A large landslide took place on the banks of man-made Lake Knappensee, Germany on March 11, 2021. The area where the slide took place belongs to an old open cast mining site. The event caused a 1.5 m (4.9 feet) high tsunami which damaged properties in a village on the other side of the lake.
According to local media reports, this area has a history of known geotechnical problems and was under remediation to allow the site to become a recreation attraction -- which appears to be the cause of the slide.
Experts from the Saxon Mining Authority said dump material has been removed and work was being prepared in the bank area on the same day.
The scar area is about 500 m (1 640 feet) wide and 200 m (650 feet) deep.
Knappensee, Germany on February 22, 2021. Credit: Copernicus EU/Sentinel-2
A damaging displacement wave of about 1.5 m (4.9 feet) was generated during the event, damaging properties in the village of Groß Särchen on the other side of the lake.
"While this [tsunami] would be small in a marine environment, in a non-tidal lake this is a significant event," Dr. Dave Petley of The Landslide Blog said.

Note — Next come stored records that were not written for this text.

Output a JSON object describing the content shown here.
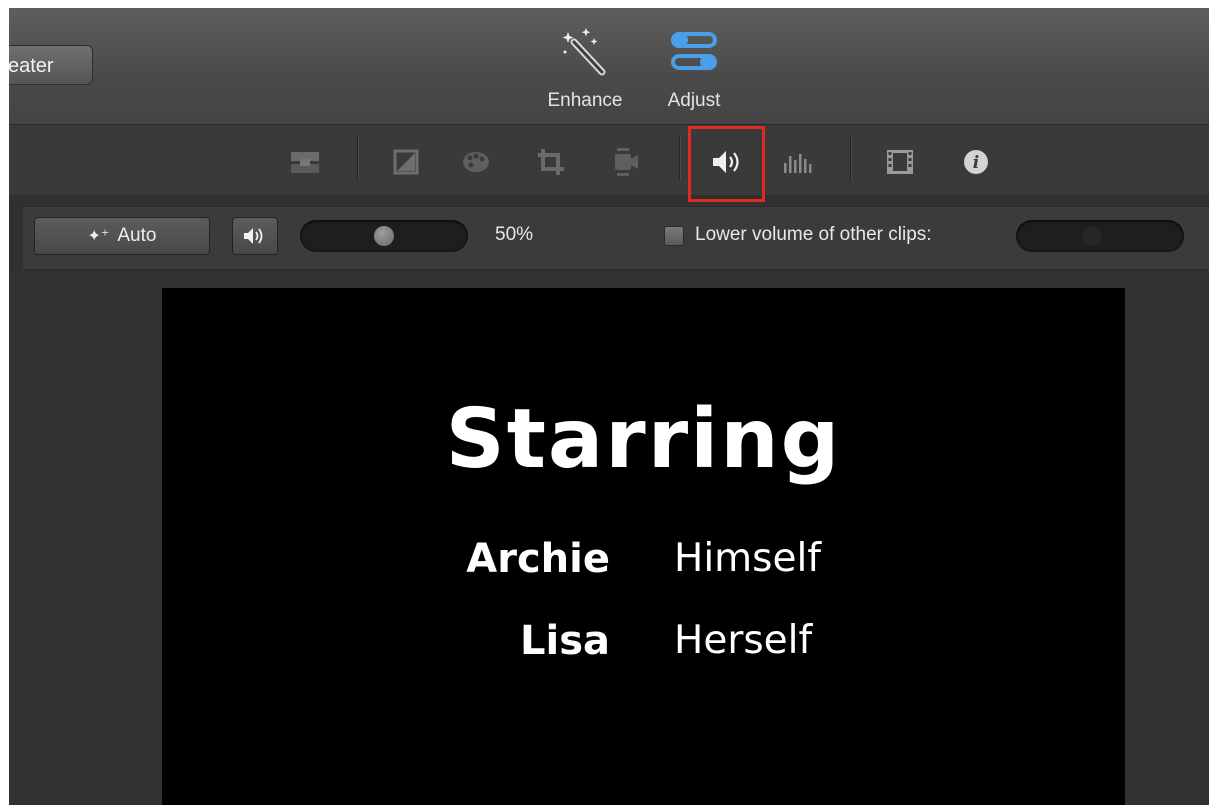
{
  "toolbar": {
    "theater_label": "eater",
    "enhance_label": "Enhance",
    "adjust_label": "Adjust",
    "adjust_color": "#4a9fe8"
  },
  "adjust_bar": {
    "icons": [
      "clip-filter-icon",
      "color-balance-icon",
      "color-correction-icon",
      "crop-icon",
      "stabilization-icon",
      "volume-icon",
      "noise-reduction-equalizer-icon",
      "speed-icon",
      "clip-info-icon"
    ],
    "selected": "volume-icon",
    "highlight_color": "#e02a20"
  },
  "volume": {
    "auto_label": "Auto",
    "value_label": "50%",
    "value": 0.5,
    "lower_checkbox_checked": false,
    "lower_label": "Lower volume of other clips:"
  },
  "viewer": {
    "title": "Starring",
    "credits": [
      {
        "role": "Archie",
        "name": "Himself"
      },
      {
        "role": "Lisa",
        "name": "Herself"
      }
    ]
  }
}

The water masses hit a bungalow settlement, which was largely destroyed as a result. The water hit some buildings so hard that fences were washed away, and windows and walls broken.
According to Blaulicht Magazin, the banks began to be secured immediately with fences put up again so that no people were in danger.
It cannot be ruled out that there could be further landslides, experts said.
"Large failures in open cast coal mines, or in coal mine waste piles, are not rare," Petley said.
Featured image credit: Matthias Mecke